» **Problem description**
Your copy should hold exactly the lines from the one containing "Give me the" through the last line of the entries, and no pictures.

Component data from apps and pages:
((
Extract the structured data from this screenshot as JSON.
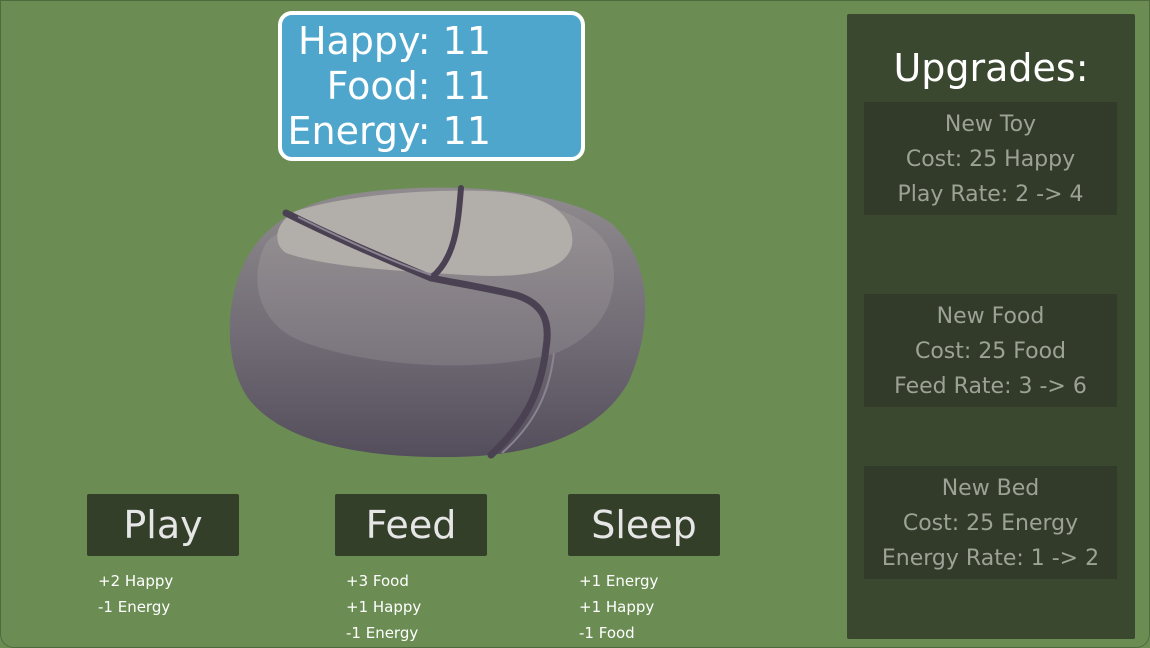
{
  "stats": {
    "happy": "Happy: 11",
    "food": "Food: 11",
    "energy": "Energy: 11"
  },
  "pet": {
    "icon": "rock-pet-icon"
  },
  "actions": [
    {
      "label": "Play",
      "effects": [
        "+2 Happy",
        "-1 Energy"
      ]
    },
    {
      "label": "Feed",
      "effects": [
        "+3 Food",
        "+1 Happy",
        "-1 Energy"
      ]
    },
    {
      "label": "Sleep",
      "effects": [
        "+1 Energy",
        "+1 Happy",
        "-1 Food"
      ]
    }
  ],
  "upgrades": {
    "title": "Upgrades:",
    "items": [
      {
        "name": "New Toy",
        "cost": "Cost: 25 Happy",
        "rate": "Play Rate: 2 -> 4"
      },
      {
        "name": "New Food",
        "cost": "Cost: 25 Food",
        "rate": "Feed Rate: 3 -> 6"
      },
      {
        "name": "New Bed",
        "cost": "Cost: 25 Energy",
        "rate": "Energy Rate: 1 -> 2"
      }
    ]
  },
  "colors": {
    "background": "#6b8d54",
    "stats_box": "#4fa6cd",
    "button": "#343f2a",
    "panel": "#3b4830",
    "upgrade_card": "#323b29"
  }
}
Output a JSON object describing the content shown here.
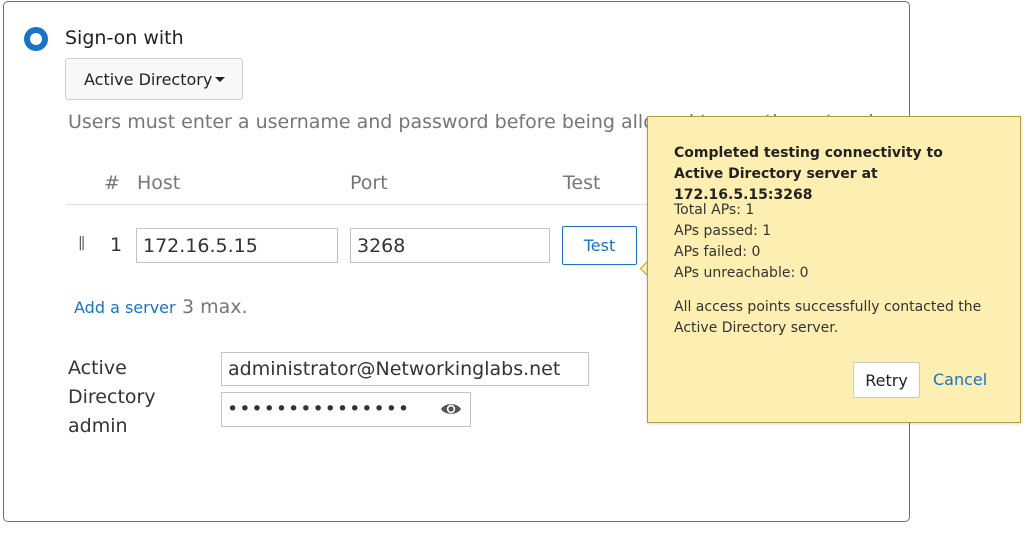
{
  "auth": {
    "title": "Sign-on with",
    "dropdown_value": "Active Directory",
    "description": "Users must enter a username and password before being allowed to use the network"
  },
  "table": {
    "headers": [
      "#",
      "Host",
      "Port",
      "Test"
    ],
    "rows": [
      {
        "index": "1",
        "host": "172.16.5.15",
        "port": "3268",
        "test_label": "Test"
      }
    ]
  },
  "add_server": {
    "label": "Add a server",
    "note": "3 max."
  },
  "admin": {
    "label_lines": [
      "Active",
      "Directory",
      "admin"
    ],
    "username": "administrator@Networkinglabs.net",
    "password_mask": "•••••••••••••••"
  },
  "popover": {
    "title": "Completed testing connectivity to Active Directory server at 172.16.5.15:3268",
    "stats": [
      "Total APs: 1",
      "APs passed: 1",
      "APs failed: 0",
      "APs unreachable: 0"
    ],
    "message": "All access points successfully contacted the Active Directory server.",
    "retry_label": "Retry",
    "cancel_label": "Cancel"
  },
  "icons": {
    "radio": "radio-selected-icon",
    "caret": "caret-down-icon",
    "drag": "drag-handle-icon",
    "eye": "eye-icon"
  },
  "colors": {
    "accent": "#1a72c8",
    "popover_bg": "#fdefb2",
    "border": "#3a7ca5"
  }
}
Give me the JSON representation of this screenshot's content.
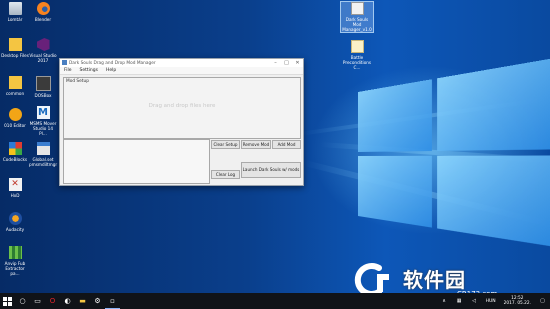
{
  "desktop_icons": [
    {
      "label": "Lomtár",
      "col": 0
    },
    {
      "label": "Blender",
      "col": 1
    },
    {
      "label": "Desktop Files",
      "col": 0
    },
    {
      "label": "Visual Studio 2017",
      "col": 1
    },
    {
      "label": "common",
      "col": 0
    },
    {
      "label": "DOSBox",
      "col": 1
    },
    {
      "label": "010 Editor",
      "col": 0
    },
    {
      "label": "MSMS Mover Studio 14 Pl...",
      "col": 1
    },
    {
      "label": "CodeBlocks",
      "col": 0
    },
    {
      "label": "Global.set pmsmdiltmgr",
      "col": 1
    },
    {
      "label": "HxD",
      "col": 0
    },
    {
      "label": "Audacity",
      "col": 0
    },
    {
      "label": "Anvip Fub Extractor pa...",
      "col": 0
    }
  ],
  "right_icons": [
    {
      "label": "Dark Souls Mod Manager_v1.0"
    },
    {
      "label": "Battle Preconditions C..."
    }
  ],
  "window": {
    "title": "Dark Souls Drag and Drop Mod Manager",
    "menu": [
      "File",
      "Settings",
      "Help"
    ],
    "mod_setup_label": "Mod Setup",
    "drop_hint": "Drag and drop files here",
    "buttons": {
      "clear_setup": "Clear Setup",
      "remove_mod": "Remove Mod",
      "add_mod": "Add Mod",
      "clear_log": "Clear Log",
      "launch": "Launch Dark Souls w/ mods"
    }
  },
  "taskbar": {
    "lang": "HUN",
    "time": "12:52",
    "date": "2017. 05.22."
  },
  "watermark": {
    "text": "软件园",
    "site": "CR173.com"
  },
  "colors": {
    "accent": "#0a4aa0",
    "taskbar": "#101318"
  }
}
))
» **Response box**
Give me the JSON representation of this screenshot's content.
{
  "desktop_icons": [
    {
      "label": "Lomtár",
      "col": 0
    },
    {
      "label": "Blender",
      "col": 1
    },
    {
      "label": "Desktop Files",
      "col": 0
    },
    {
      "label": "Visual Studio 2017",
      "col": 1
    },
    {
      "label": "common",
      "col": 0
    },
    {
      "label": "DOSBox",
      "col": 1
    },
    {
      "label": "010 Editor",
      "col": 0
    },
    {
      "label": "MSMS Mover Studio 14 Pl...",
      "col": 1
    },
    {
      "label": "CodeBlocks",
      "col": 0
    },
    {
      "label": "Global.set pmsmdiltmgr",
      "col": 1
    },
    {
      "label": "HxD",
      "col": 0
    },
    {
      "label": "Audacity",
      "col": 0
    },
    {
      "label": "Anvip Fub Extractor pa...",
      "col": 0
    }
  ],
  "right_icons": [
    {
      "label": "Dark Souls Mod Manager_v1.0"
    },
    {
      "label": "Battle Preconditions C..."
    }
  ],
  "window": {
    "title": "Dark Souls Drag and Drop Mod Manager",
    "menu": [
      "File",
      "Settings",
      "Help"
    ],
    "mod_setup_label": "Mod Setup",
    "drop_hint": "Drag and drop files here",
    "buttons": {
      "clear_setup": "Clear Setup",
      "remove_mod": "Remove Mod",
      "add_mod": "Add Mod",
      "clear_log": "Clear Log",
      "launch": "Launch Dark Souls w/ mods"
    }
  },
  "taskbar": {
    "lang": "HUN",
    "time": "12:52",
    "date": "2017. 05.22."
  },
  "watermark": {
    "text": "软件园",
    "site": "CR173.com"
  },
  "colors": {
    "accent": "#0a4aa0",
    "taskbar": "#101318"
  }
}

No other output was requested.